- On the other hand, most of the scholarly literature hits I find to viral transformation talk about oncogenesis and viruses being capable of causing cancer which is not clear from that stub at all. Looking at the edit history of that article, I'm guessing that was the meaning for which it was originally created. The sentence "Viral transformation is the transfection of DNA to a host cell." was tagged in front of it later. The article probably should be rewritten completely to make a clearer distinction between "viral transformation = transfection" and "viral transformation = virus-induced oncogenesis." - tameeria (talk) 14:33, 12 December 2007 (UTC)
- Addendum: There probably should be an article for transformation (cell biology) on Wikipedia to address the second meaning of that term. As it is, the article on transformation (genetics) does not even mention it, and the blurb on the dab page transformation doesn't do the topic justice at all. - tameeria (talk) 14:52, 12 December 2007 (UTC)
Mammalian cell transfection using calcium phosphate was discovered more than a decade earlier than the article claims. Please check the original work by Szybalski & Szybalski (1962). 188.8.131.52 (talk) 15:19, 14 January 2009 (UTC)
- This one? SZYBALSKA EH, SZYBALSKI W (December 1962). "Genetics of human cess line. IV. DNA-mediated heritable transformation of a biochemical trait". Proc. Natl. Acad. Sci. U.S.A. 48: 2026–34. PMC 221117. PMID 13980043. --Kkmurray (talk) 15:58, 14 January 2009 (UTC)
I have a problem with the mechanism of DNA delivery into the cells via cationic lipids. Is it really true that in this case DNA/nucleic acid is actually encaged into liposomes and enters cell when the liposomes fuse with the plasma membrane? Invitrogen website claims that even in this case the complexes enters via endocytosis...I would say endocytosis as well as fusion to plasma membrane.
Impalefection is listed twice in the list. I think it should be only in the particle-asisted list, since it uses the nanofibres. HlTo 05:56, 30 August 2011 (UTC) — Preceding unsigned comment added by 184.108.40.206 (talk)
Section:Stable and transient transfection
Changed "most applications of transfection" to "some" considering that all manufacturing/research stable clones originate from transfections. Added reference to episomal replication to clarify plasmid dilution. Could extend to discuss its effect on transfection efficiency if article expands into more detail.

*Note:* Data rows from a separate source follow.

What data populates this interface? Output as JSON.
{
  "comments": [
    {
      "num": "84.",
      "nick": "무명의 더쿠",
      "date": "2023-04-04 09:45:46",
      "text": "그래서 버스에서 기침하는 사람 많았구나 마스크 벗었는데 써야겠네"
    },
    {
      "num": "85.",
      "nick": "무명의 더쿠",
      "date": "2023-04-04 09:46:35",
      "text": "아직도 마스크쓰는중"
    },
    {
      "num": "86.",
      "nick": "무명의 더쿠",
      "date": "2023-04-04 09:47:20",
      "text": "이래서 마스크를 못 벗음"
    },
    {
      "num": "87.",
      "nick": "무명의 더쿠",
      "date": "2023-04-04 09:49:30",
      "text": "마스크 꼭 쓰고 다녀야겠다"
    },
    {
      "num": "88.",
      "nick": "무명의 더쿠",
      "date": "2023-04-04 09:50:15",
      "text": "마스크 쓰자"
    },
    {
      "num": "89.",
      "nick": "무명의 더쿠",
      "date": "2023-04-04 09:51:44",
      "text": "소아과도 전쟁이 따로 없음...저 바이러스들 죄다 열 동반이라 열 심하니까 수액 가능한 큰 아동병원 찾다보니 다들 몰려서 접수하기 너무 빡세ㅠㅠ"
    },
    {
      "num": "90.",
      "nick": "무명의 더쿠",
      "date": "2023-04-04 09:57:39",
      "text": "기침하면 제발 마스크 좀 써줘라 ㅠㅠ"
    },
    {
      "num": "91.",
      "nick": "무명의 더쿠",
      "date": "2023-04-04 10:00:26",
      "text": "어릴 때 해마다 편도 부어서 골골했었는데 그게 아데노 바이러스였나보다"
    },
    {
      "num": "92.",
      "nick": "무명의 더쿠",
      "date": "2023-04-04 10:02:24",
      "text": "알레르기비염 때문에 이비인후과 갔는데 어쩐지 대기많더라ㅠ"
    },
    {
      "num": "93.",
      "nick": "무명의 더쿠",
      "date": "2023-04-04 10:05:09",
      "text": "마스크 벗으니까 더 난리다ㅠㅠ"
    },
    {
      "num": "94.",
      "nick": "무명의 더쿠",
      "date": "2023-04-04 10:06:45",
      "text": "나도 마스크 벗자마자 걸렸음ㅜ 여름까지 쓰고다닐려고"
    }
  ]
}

The next paragraph may need some clarification: 1) Integration rates can be rather high 2) Not all selection agents are "toxins", as in the case of the GS-CHO cell line which can be selected simply by the absence of glutamine.
It would be nice to see the introduction expanded to describe the purpose of transfections. I have some decent public domain graphics showing steps in transient transfection protocol that would greatly help the casual/inexperienced reader. I'll add them to my page (soon) for review, feedback. Joe Jirka (talk) 02:11, 26 December 2012 (UTC)
Annie Wang.3643 (Fall 2014): This article could include a section on the uses and importance of transfection. Many scientists, especially those in the biopharmaceuticals industry use this method to see if cells will grow using DNA they subcloned in the lab. This method allows scientists to study and control gene expression, conduct mutational analyses, investigate the effects of gene expression on cell growth, etc. There isn't enough information on the usefulness of this method in science and medical world today. — Preceding unsigned comment added by Wang.3643 (talk • contribs) 19:52, 1 October 2014 (UTC)